and Bl. Pier Giorgio Frassati:
“A Catholic cannot help but be happy; sadness should be banished from their souls. Suffering is not sadness, which is the worst disease. This disease is almost always caused by atheism, but the end for which we are created guides us along life’s pathway, which may be strewn with thorns, but is not sad. It is happy even through suffering.”
The Catholic consumed by the burning love of Christ cannot but exude joy that permeates their entire being, even in the face of cheapness and mediocrity.
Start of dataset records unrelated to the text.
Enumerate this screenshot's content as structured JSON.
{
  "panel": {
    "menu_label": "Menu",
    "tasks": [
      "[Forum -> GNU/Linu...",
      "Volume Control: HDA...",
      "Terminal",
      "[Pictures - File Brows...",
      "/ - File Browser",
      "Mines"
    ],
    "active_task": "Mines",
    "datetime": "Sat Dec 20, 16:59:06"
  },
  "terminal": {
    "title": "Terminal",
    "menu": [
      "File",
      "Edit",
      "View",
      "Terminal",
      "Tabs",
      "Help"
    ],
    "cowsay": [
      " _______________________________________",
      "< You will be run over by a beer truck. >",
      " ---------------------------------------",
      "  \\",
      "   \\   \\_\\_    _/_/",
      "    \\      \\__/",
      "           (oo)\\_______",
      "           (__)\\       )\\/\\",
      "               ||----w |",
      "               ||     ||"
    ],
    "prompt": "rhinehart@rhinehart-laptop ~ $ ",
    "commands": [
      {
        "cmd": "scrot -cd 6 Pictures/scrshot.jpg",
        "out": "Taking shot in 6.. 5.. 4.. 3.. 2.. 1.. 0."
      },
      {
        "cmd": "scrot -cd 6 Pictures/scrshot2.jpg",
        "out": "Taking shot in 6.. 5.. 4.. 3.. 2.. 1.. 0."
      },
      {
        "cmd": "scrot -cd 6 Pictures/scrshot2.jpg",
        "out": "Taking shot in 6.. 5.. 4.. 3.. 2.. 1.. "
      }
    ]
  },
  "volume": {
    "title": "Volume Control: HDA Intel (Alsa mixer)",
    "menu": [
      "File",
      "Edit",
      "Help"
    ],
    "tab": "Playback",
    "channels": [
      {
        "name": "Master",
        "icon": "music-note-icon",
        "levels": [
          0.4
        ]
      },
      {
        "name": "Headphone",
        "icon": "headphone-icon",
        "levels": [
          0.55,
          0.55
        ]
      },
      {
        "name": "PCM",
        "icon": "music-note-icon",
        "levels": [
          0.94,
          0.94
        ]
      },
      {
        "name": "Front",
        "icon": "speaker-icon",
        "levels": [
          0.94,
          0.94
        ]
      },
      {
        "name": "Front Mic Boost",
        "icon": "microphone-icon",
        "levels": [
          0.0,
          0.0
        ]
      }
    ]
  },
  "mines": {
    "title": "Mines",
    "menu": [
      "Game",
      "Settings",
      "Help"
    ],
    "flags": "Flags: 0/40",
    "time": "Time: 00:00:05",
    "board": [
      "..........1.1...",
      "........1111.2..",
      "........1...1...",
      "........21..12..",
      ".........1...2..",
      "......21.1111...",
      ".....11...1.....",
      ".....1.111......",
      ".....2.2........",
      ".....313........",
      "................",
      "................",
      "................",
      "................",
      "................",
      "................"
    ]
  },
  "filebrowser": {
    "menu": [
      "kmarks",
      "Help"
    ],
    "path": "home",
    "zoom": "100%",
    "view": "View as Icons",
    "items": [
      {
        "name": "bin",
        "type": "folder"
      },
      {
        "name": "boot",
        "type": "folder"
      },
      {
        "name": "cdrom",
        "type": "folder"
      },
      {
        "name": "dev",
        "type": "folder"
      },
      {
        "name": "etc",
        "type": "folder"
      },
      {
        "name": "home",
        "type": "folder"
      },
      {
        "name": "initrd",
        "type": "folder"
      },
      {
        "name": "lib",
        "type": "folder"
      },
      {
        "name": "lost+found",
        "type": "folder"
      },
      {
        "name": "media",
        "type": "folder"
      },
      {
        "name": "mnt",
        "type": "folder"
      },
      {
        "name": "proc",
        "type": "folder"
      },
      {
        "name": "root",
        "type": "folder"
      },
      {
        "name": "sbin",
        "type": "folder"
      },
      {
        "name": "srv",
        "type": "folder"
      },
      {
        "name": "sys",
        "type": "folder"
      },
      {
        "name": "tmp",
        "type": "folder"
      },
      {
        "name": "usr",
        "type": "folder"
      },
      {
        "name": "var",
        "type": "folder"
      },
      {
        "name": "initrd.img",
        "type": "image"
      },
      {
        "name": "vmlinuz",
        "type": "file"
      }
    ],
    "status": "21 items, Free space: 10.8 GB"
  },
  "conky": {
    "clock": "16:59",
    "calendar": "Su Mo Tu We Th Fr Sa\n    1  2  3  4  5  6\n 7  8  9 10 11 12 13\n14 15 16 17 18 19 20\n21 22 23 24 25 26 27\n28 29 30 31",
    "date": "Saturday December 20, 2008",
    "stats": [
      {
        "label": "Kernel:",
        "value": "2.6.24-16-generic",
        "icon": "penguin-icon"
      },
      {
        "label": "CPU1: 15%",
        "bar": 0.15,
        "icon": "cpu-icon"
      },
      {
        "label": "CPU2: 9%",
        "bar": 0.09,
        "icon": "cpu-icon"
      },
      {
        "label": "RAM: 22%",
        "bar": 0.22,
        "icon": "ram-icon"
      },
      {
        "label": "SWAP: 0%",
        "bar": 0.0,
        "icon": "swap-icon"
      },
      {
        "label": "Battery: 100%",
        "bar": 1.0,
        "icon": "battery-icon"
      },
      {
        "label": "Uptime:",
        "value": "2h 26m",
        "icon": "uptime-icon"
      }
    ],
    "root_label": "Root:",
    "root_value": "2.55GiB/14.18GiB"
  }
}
Jesus transforms everyone he meets, he never complains about how we aren’t good enough. Of course we’re not. We’re sinners. We’re not even good at sinning. We’re boring when we sin. The irony I find in his critique of Pope Francis’ comment on grumpy Christians is that, (looking only at this one post) he is that grumpy Christian. You might shock people at first, scandalize a few maybe, but in the end your cynicism is very boring, and people will quickly pick up on that and go in search of excitement and life somewhere else. You’re giving them sizzle and no steak. While people fume over Father Barron, they eventually shrug off the cynic.
So I say be still. Stop whining, take up your cross, and follow Christ. That’s our satisfaction. The victory of the cross and the glory of the resurrection. That is Catholicism at its core. That is the Catholic label I will boldly put on, my new identity in Christ. Cheap, mediocre, and wimpy Catholicism? I have no time to bicker and complain about it. None of us do. It’s time to busy ourselves with being authentically Catholic. Go out and break down the walls that people put up in order that they won’t be wounded by the unbearable Beauty that is Jesus Christ. The New Evangelization has given us the courage to go out and do that, to stop wringing our hands and mumbling about beauty, but to go out and convert the world through Beauty. The world has to know that, because we are Catholic, they have to take us seriously. They have to stand in amazement at the Catholic, the way that the people in the Gospels reacted to Christ with amazement. This is accomplished only when we’ve allowed the Holy Spirit to penetrate our entire being, so that His spiritual gifts that He bestows on us transform the world around us to the image of Christ, and those gifts are “love, joy, peace, patience, kindness, generosity, faithfulness, gentleness, and self-control.”